    Arthroscopic reconstruction of the anterior cruciate ligament (ACL) using autografts or allografts is a common surgical procedure, particularly in young athletes. Although the procedure has excellent success rates, complications such as mechanical impingement, graft rupture, and arthrofibrosis can occur, often necessitating additional surgery. Magnetic resonance (MR) imaging has become a valuable tool in evaluating complications after ACL reconstruction. We report two cases of ACL reconstruction complicated by arthroscopically proven partial graft tears. In both cases the torn anterior graft fibers were flipped into the intercondylar notch, mimicking anterior arthrofibrosis, i.e., a "cyclops lesion," on MR imaging. Careful review of the direction of graft fibers on MR imaging in the "pseudocyclops" lesions can help differentiate these partial tears from the fibrosis of a true cyclops. The "pseudocyclops" lesion is a previously undescribed MR imaging sign of partial ACL graft tear. Larger studies are required to determine the sensitivity and specificity of the sign, as well as the clinical importance of these partial graft tears. PMID:25620690
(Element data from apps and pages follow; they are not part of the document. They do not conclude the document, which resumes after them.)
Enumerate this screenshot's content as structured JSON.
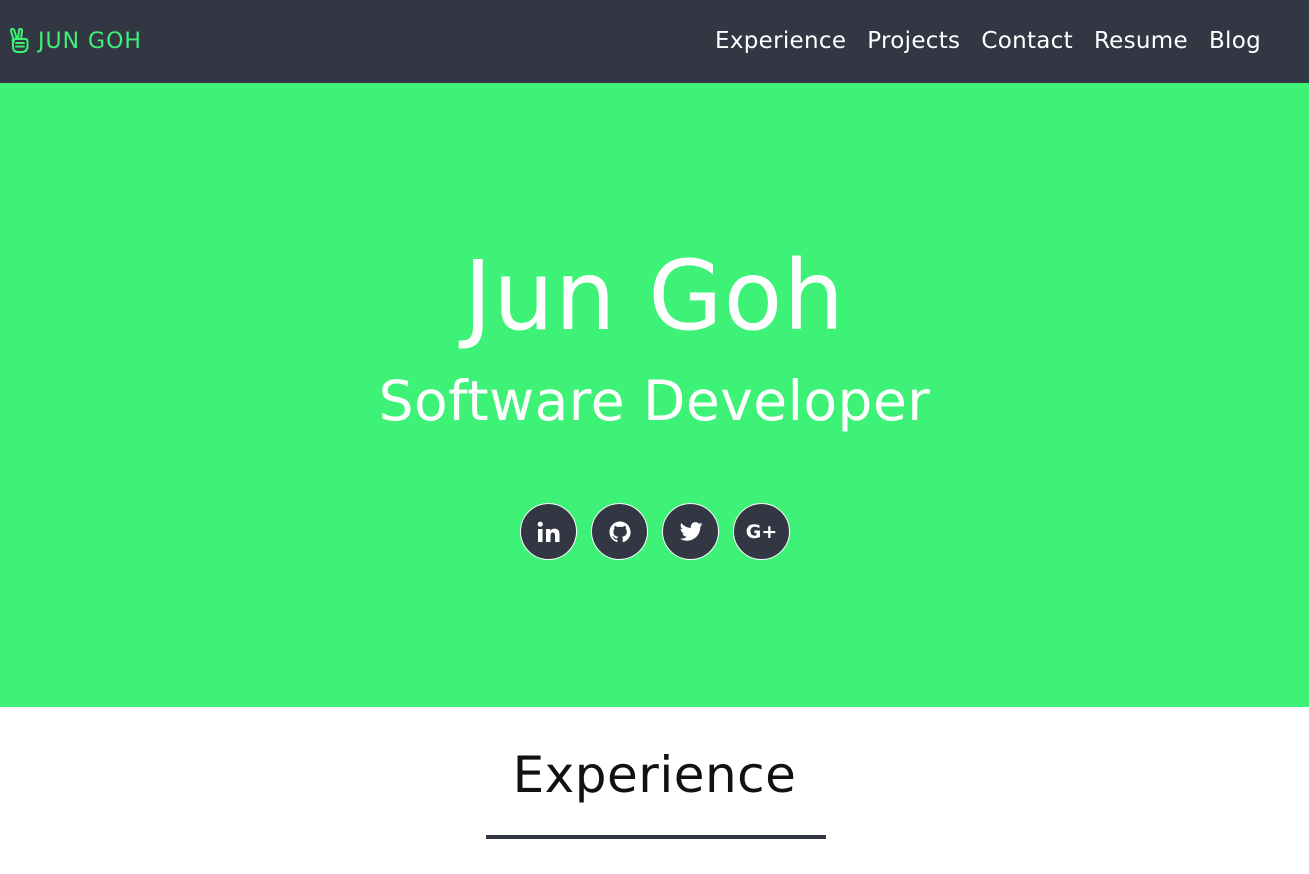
{
  "colors": {
    "nav_bg": "#323743",
    "accent": "#3df276",
    "hero_bg": "#3df276",
    "text_light": "#ffffff"
  },
  "navbar": {
    "brand": {
      "icon": "peace-hand-icon",
      "label": "JUN GOH"
    },
    "links": [
      {
        "label": "Experience"
      },
      {
        "label": "Projects"
      },
      {
        "label": "Contact"
      },
      {
        "label": "Resume"
      },
      {
        "label": "Blog"
      }
    ]
  },
  "hero": {
    "name": "Jun Goh",
    "role": "Software Developer",
    "social": [
      {
        "icon": "linkedin-icon",
        "glyph": "in"
      },
      {
        "icon": "github-icon"
      },
      {
        "icon": "twitter-icon"
      },
      {
        "icon": "google-plus-icon",
        "glyph": "G+"
      }
    ]
  },
  "section": {
    "title": "Experience"
  }
}
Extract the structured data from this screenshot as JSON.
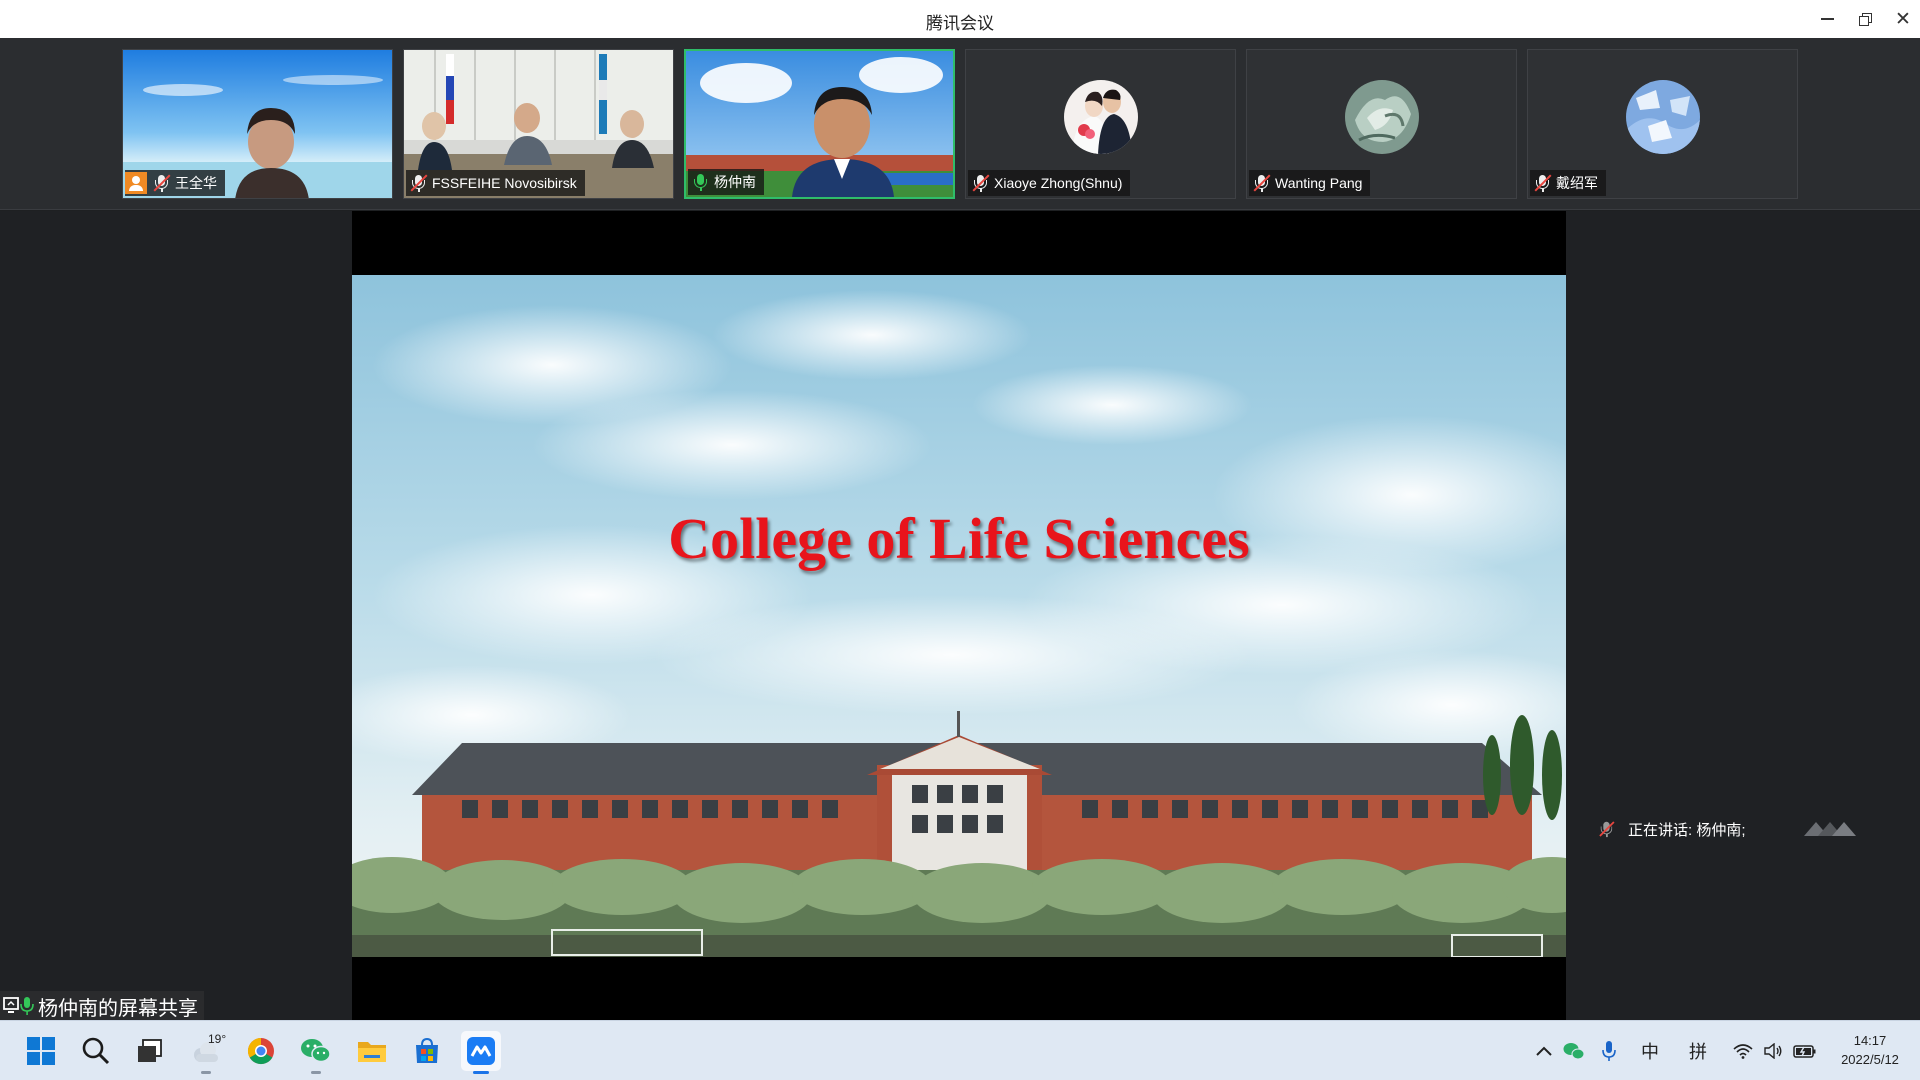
{
  "window": {
    "title": "腾讯会议",
    "controls": {
      "minimize": "minimize-icon",
      "restore": "restore-icon",
      "close": "close-icon"
    }
  },
  "participants": [
    {
      "name": "王全华",
      "mic": "muted",
      "host": true,
      "video": "camera"
    },
    {
      "name": "FSSFEIHE Novosibirsk",
      "mic": "muted",
      "host": false,
      "video": "camera"
    },
    {
      "name": "杨仲南",
      "mic": "active",
      "host": false,
      "video": "camera",
      "speaking": true
    },
    {
      "name": "Xiaoye Zhong(Shnu)",
      "mic": "muted",
      "host": false,
      "video": "avatar"
    },
    {
      "name": "Wanting Pang",
      "mic": "muted",
      "host": false,
      "video": "avatar"
    },
    {
      "name": "戴绍军",
      "mic": "muted",
      "host": false,
      "video": "avatar"
    }
  ],
  "slide": {
    "title": "College of Life Sciences"
  },
  "speaking_indicator": {
    "label": "正在讲话: 杨仲南;"
  },
  "share": {
    "label": "杨仲南的屏幕共享"
  },
  "taskbar": {
    "apps": [
      "start-icon",
      "search-icon",
      "task-view-icon",
      "weather-widget",
      "chrome-icon",
      "wechat-icon",
      "file-explorer-icon",
      "store-icon",
      "tencent-meeting-icon"
    ],
    "weather_temp": "19°",
    "ime_lang": "中",
    "ime_mode": "拼",
    "time": "14:17",
    "date": "2022/5/12"
  },
  "colors": {
    "speaking_border": "#2fbd6a",
    "muted_mic": "#e8463f",
    "slide_title": "#e8141b",
    "host_badge": "#f08a24"
  }
}
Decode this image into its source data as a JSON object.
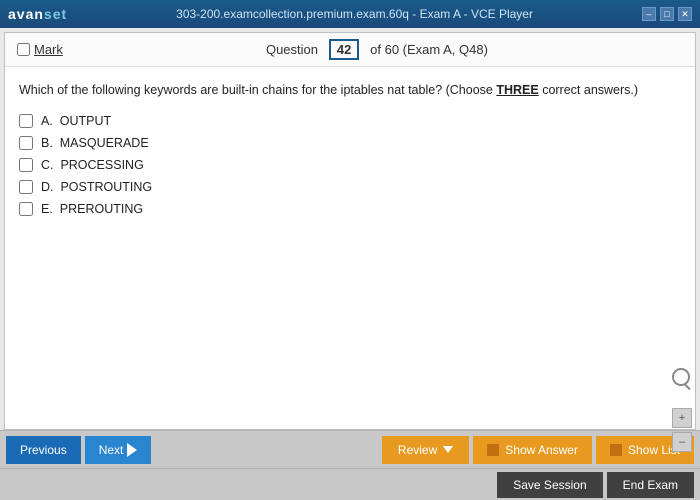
{
  "titleBar": {
    "logo_avan": "avan",
    "logo_set": "set",
    "center": "303-200.examcollection.premium.exam.60q - Exam A - VCE Player",
    "btn_min": "–",
    "btn_max": "□",
    "btn_close": "✕"
  },
  "questionHeader": {
    "mark_label": "Mark",
    "question_label": "Question",
    "question_number": "42",
    "of_total": "of 60 (Exam A, Q48)"
  },
  "questionContent": {
    "question_text_plain": "Which of the following keywords are built-in chains for the iptables nat table? (Choose ",
    "question_text_bold": "THREE",
    "question_text_end": " correct answers.)",
    "options": [
      {
        "id": "A",
        "label": "A.",
        "text": "OUTPUT"
      },
      {
        "id": "B",
        "label": "B.",
        "text": "MASQUERADE"
      },
      {
        "id": "C",
        "label": "C.",
        "text": "PROCESSING"
      },
      {
        "id": "D",
        "label": "D.",
        "text": "POSTROUTING"
      },
      {
        "id": "E",
        "label": "E.",
        "text": "PREROUTING"
      }
    ]
  },
  "toolbar": {
    "prev_label": "Previous",
    "next_label": "Next",
    "review_label": "Review",
    "show_answer_label": "Show Answer",
    "show_list_label": "Show List",
    "save_session_label": "Save Session",
    "end_exam_label": "End Exam"
  },
  "zoom": {
    "plus": "+",
    "minus": "–"
  }
}
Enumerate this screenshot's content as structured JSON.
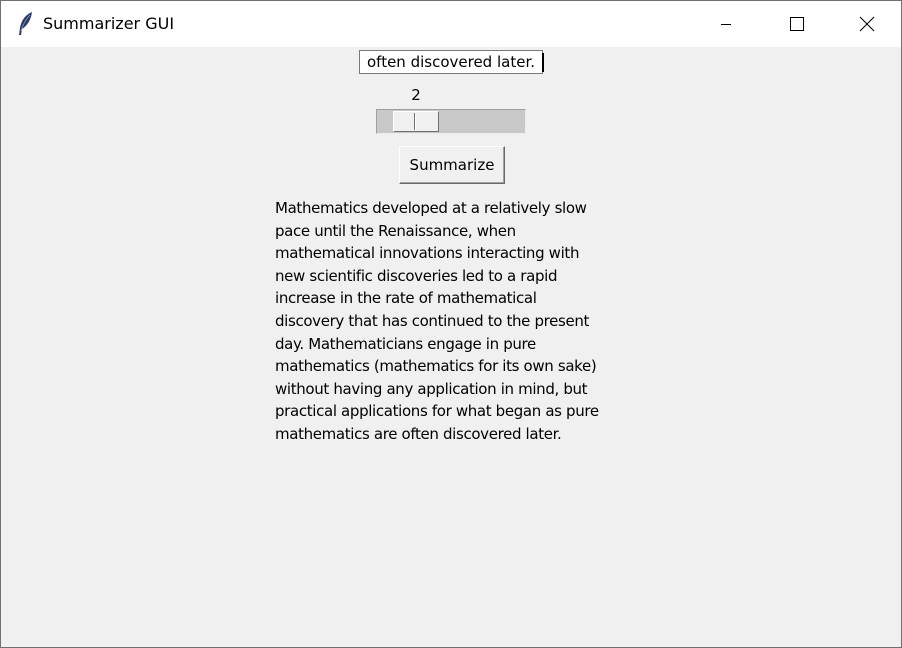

  19. Pseudocyclops: two cases of ACL graft partial tears mimicking cyclops lesions on MRI

    Energy Technology Data Exchange (ETDEWEB)

    Simpfendorfer, Claus; Subhas, Naveen; Winalski, Carl S.; Ilaslan, Hakan [Cleveland Clinic, Department of Radiology, Cleveland, OH (United States); Miniaci, Anthony [Cleveland Clinic, Department of Orthopedics, Cleveland, OH (United States)

    2015-08-15

    Arthroscopic reconstruction of the anterior cruciate ligament (ACL) using autografts or allografts is a common surgical procedure, particularly in young athletes. Although the procedure has excellent success rates, complications such as mechanical impingement, graft rupture, and arthrofibrosis can occur, often necessitating additional surgery. Magnetic resonance (MR) imaging has become a valuable tool in evaluating complications after ACL reconstruction. We report two cases of ACL reconstruction complicated by arthroscopically proven partial graft tears. In both cases the torn anterior graft fibers were flipped into the intercondylar notch, mimicking anterior arthrofibrosis, i.e., a ''cyclops lesion,'' on MR imaging. Careful review of the direction of graft fibers on MR imaging in the ''pseudocyclops'' lesions can help differentiate these partial tears from the fibrosis of a true cyclops. The ''pseudocyclops'' lesion is a previously undescribed MR imaging sign of partial ACL graft tear. Larger studies are required to determine the sensitivity and specificity of the sign, as well as the clinical importance of these partial graft tears. (orig.)

  20. Surface Properties of Squalene/Meibum Films and NMR Confirmation of Squalene in Tears

    Directory of Open Access Journals (Sweden)

    Slavyana Ivanova

    2015-09-01

    Full Text Available Squalene (SQ possesses a wide range of pharmacological activities (antioxidant, drug carrier, detoxifier, hydrating, emollient that can be of benefit to the ocular surface. It can come in contact with human meibum (hMGS; the most abundant component of the tear film lipid layer as an endogenous tear lipid or from exogenous sources as eyelid sebum or pharmaceuticals. The aims of this study were to determine (i if SQ is in tear lipids and (ii its influence on the surface properties of hMGS films. Heteronuclear single quantum correlation NMR confirmed 7 mol % SQ in Schirmer’s strips extracts. The properties of SQ/hMGS pseudo-binary films at the air/water interface were studied with Langmuir surface balance, stress-relaxation dilatational rheology and Brewster angle microscopy. SQ does not possess surfactant properties. When mixed with hMGS squalene (i localized over the layers’ thinner regions and (ii did not affect the film pressure at high compression. Therefore, tear SQ is unlikely to instigate dry eye, and SQ can be used as a safe and “inert” ingredient in formulations to protect against dry eye. The layering of SQ over the thinner film regions in addition to its pharmacological properties could contribute to the protection of the ocular surface.